Of all our feathered friends, the northern mockingbird has one of the greatest, most descriptive names ever: Mimus polyglottos. Rather than have some awkward Latinized name to memorialize the person who discovered it (see: Bachman's warbler, Vermivora bachmanii), the mockingbird's name pretty much sums up what the bird is all about: "Many-voiced mimic." Here's a sample:
Of course, the mockingbird is also famous as the central metaphor for Harper Lee's renowned 1960 book, To Kill A Mockingbird. Never out of print, taught in high schools all across the country for years, held up as a condemnation of racism (at least among white Americans) , the book is once again on the minds of many people after the release last week of Go Set A Watchman, and a lot of people are not happy.
First, a caveat: I have not read Go Set A Watchman. It's also at least 4 years since I last read Mockingbird (one thing I miss about my girls being out of high school is they're not bringing books home from English class that I want to read--or re-read; I have to find them on my own!). Specifically, people are not happy about the portrayal of Mockingbird's hero, Atticus Finch. In Mockingbird, he defends a black man wrongly accused of raping a white woman in a 1920s deep south town. Finch is revered among a large segment of (white) America: he is portrayed as brave, honest, tolerant, and, presumably, free of the racism that pervades his small town of Maycomb, Alabama.
Not so fast. Again, without having read Watchman, based solely on the reviews and criticisms and reactions that have been rolling in for the last week or so, it seems that Atticus has another side, one that was not revealed in Mockingbird, and this has sent shockwaves through the legions of Atticus admirers. Atticus, it turns out, is a racist who supports segregation. The result is a lot of hand-wringing and gnashing of teeth over how this could happen, how could Ms. Lee tear down this amazing hero in such a way? And again, I say, Not so fast.
Though Watchman is set some 20 years after the events of Mockigbird, though it was published some 50 years after Mockingbird, it is not a sequel.
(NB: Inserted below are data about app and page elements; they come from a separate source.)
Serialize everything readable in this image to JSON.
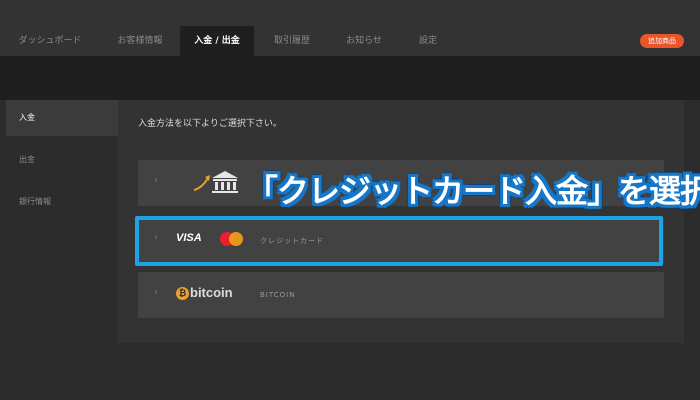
{
  "nav": {
    "tabs": [
      {
        "label": "ダッシュボード",
        "active": false
      },
      {
        "label": "お客様情報",
        "active": false
      },
      {
        "label": "入金 / 出金",
        "active": true
      },
      {
        "label": "取引履歴",
        "active": false
      },
      {
        "label": "お知らせ",
        "active": false
      },
      {
        "label": "設定",
        "active": false
      }
    ],
    "badge": "追加商品"
  },
  "sidebar": {
    "items": [
      {
        "label": "入金",
        "active": true
      },
      {
        "label": "出金",
        "active": false
      },
      {
        "label": "銀行情報",
        "active": false
      }
    ]
  },
  "main": {
    "instruction": "入金方法を以下よりご選択下さい。",
    "methods": [
      {
        "name": "bank",
        "icon": "bank-icon",
        "label": ""
      },
      {
        "name": "card",
        "brands": [
          "VISA",
          "mastercard-icon"
        ],
        "label": "クレジットカード"
      },
      {
        "name": "bitcoin",
        "logo_text": "bitcoin",
        "label": "BITCOIN"
      }
    ]
  },
  "overlay": {
    "caption": "「クレジットカード入金」を選択"
  },
  "colors": {
    "accent_badge": "#e8562a",
    "highlight": "#1ea3e6",
    "bitcoin": "#e8a22c"
  }
}
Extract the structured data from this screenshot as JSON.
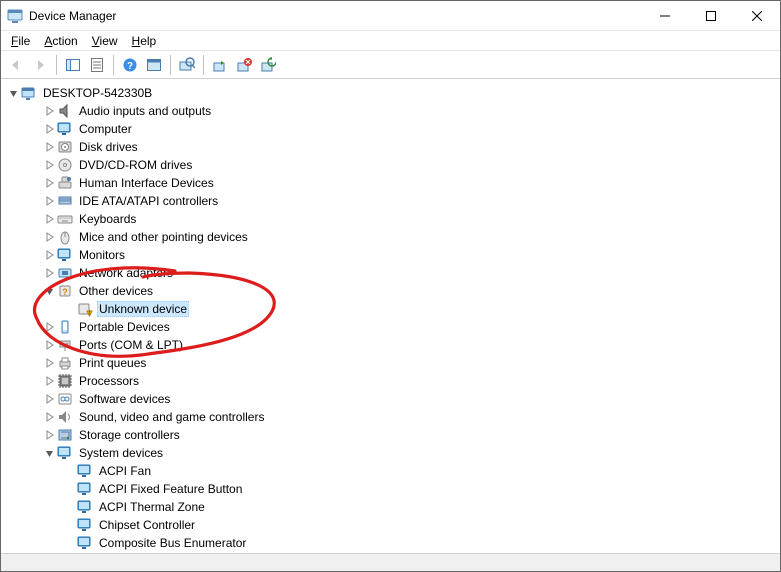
{
  "window": {
    "title": "Device Manager"
  },
  "menu": {
    "file": "File",
    "action": "Action",
    "view": "View",
    "help": "Help"
  },
  "tree": {
    "root": "DESKTOP-542330B",
    "items": [
      {
        "icon": "audio",
        "label": "Audio inputs and outputs"
      },
      {
        "icon": "computer",
        "label": "Computer"
      },
      {
        "icon": "disk",
        "label": "Disk drives"
      },
      {
        "icon": "dvd",
        "label": "DVD/CD-ROM drives"
      },
      {
        "icon": "hid",
        "label": "Human Interface Devices"
      },
      {
        "icon": "ide",
        "label": "IDE ATA/ATAPI controllers"
      },
      {
        "icon": "keyboard",
        "label": "Keyboards"
      },
      {
        "icon": "mouse",
        "label": "Mice and other pointing devices"
      },
      {
        "icon": "monitor",
        "label": "Monitors"
      },
      {
        "icon": "network",
        "label": "Network adapters"
      },
      {
        "icon": "other",
        "label": "Other devices",
        "open": true
      },
      {
        "icon": "unknown",
        "label": "Unknown device",
        "indent": 1,
        "selected": true
      },
      {
        "icon": "portable",
        "label": "Portable Devices"
      },
      {
        "icon": "ports",
        "label": "Ports (COM & LPT)"
      },
      {
        "icon": "printer",
        "label": "Print queues"
      },
      {
        "icon": "cpu",
        "label": "Processors"
      },
      {
        "icon": "software",
        "label": "Software devices"
      },
      {
        "icon": "sound",
        "label": "Sound, video and game controllers"
      },
      {
        "icon": "storage",
        "label": "Storage controllers"
      },
      {
        "icon": "system",
        "label": "System devices",
        "open": true
      },
      {
        "icon": "systemdev",
        "label": "ACPI Fan",
        "indent": 1
      },
      {
        "icon": "systemdev",
        "label": "ACPI Fixed Feature Button",
        "indent": 1
      },
      {
        "icon": "systemdev",
        "label": "ACPI Thermal Zone",
        "indent": 1
      },
      {
        "icon": "systemdev",
        "label": "Chipset Controller",
        "indent": 1
      },
      {
        "icon": "systemdev",
        "label": "Composite Bus Enumerator",
        "indent": 1
      }
    ]
  }
}
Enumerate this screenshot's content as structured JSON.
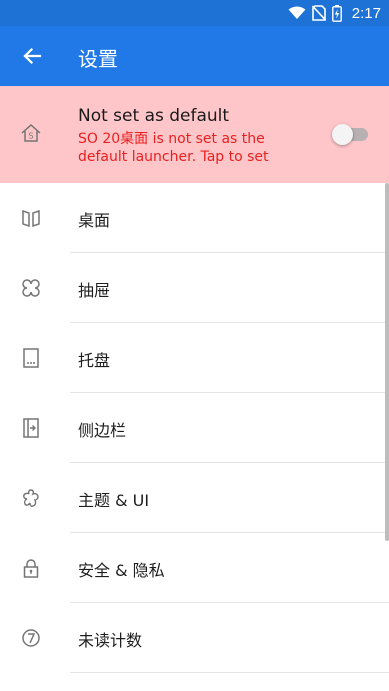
{
  "status_bar": {
    "time": "2:17",
    "icons": [
      "wifi-icon",
      "no-sim-icon",
      "battery-charging-icon"
    ]
  },
  "app_bar": {
    "back_icon": "arrow-left-icon",
    "title": "设置"
  },
  "banner": {
    "icon": "home-s-icon",
    "title": "Not set as default",
    "description": "SO 20桌面 is not set as the default launcher. Tap to set",
    "toggle_on": false,
    "background": "#ffc6ca",
    "description_color": "#e82020"
  },
  "menu": {
    "items": [
      {
        "label": "桌面",
        "icon": "desktop-panels-icon"
      },
      {
        "label": "抽屉",
        "icon": "drawer-clover-icon"
      },
      {
        "label": "托盘",
        "icon": "tray-icon"
      },
      {
        "label": "侧边栏",
        "icon": "sidebar-icon"
      },
      {
        "label": "主题 & UI",
        "icon": "theme-icon"
      },
      {
        "label": "安全 & 隐私",
        "icon": "lock-icon"
      },
      {
        "label": "未读计数",
        "icon": "badge-count-icon"
      }
    ]
  },
  "colors": {
    "status_bar": "#1e72d6",
    "app_bar": "#2079e6",
    "icon_gray": "#757575"
  }
}
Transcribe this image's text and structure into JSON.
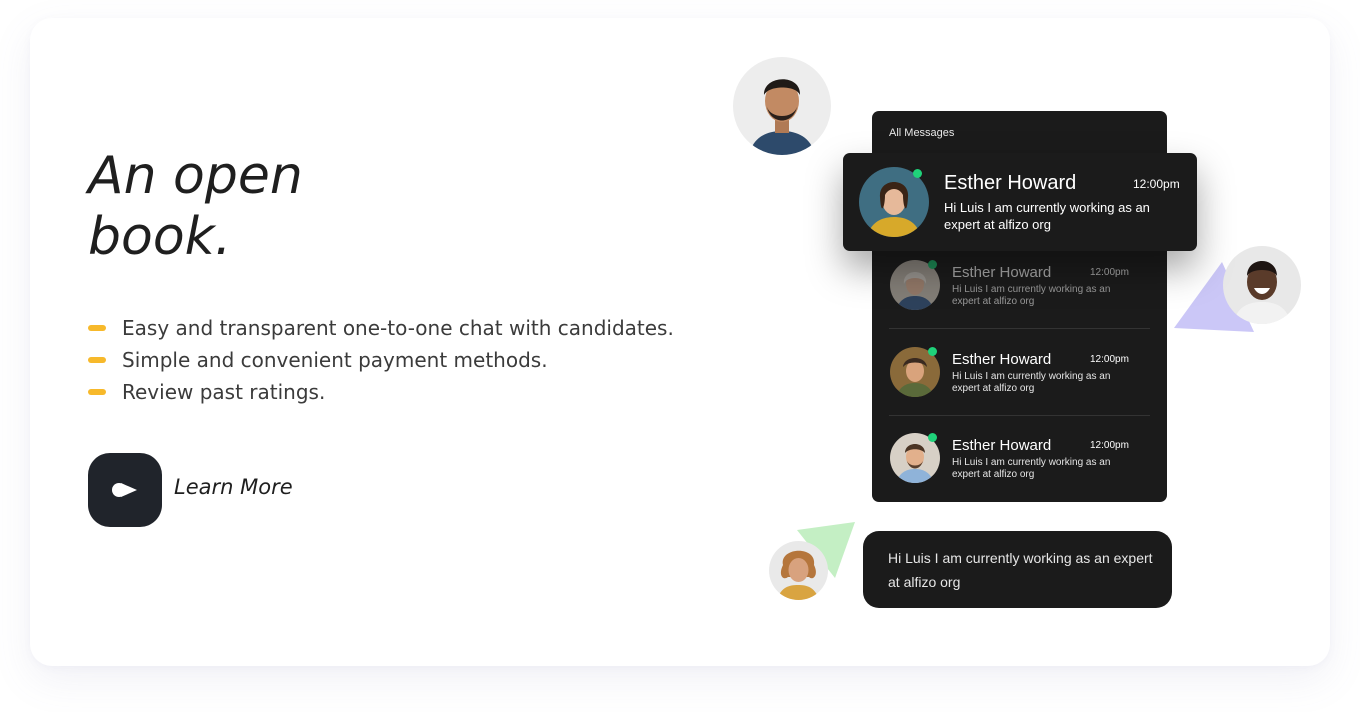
{
  "hero": {
    "headline_line1": "An open",
    "headline_line2": "book.",
    "features": [
      "Easy and transparent one-to-one chat with candidates.",
      "Simple and convenient payment methods.",
      "Review past ratings."
    ],
    "learn_more_label": "Learn More"
  },
  "chat": {
    "panel_title": "All Messages",
    "highlighted": {
      "name": "Esther Howard",
      "time": "12:00pm",
      "message": "Hi Luis I am currently working as an expert at alfizo org"
    },
    "rows": [
      {
        "name": "Esther Howard",
        "time": "12:00pm",
        "message": "Hi Luis I am currently working as an expert at alfizo org",
        "dimmed": true
      },
      {
        "name": "Esther Howard",
        "time": "12:00pm",
        "message": "Hi Luis I am currently working as an expert at alfizo org",
        "dimmed": false
      },
      {
        "name": "Esther Howard",
        "time": "12:00pm",
        "message": "Hi Luis I am currently working as an expert at alfizo org",
        "dimmed": false
      }
    ],
    "bubble_message": "Hi Luis I am currently working as an expert at alfizo org"
  },
  "colors": {
    "accent_dash": "#f7b92b",
    "panel_bg": "#1b1b1b",
    "online_dot": "#1fd27a",
    "triangle_purple": "#cbc7f7",
    "triangle_green": "#c4efc4"
  },
  "icons": {
    "learn_more": "play-arrow-icon"
  }
}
It looks like a sequel, yes, but it was not conceived of as a sequel by Ms. Lee. For those not familiar with the story, Go Set A Watchman was written by Lee first. She submitted it to her editors, who instead guided her through a re-write process that resulted in Mockingbird, a very different story with a very different approach. Those of you reading this who are writers know how much a story can change from one draft to another, even when you're not setting out to make huge changes. For non-writers who may be reading this, the short answer is: a lot. Lee changed a third person point of view in Watchman to first, and put herself squarely in the head of a 6-8 year old girl to tell the story, instead of a 20-something looking back. Changes of this nature are going to lead to all kinds of changes throughout the manuscript, whether intended or not. It's a literary version of the butterfly effect. Atticus in Watchman is not the same Atticus from Mockingbird. Same name, yes, same house, same law practice, but not the same man. He's more like "Alternate Universe Atticus," and his presence should not stop you from enjoying what we might think of as "the original Atticus Finch."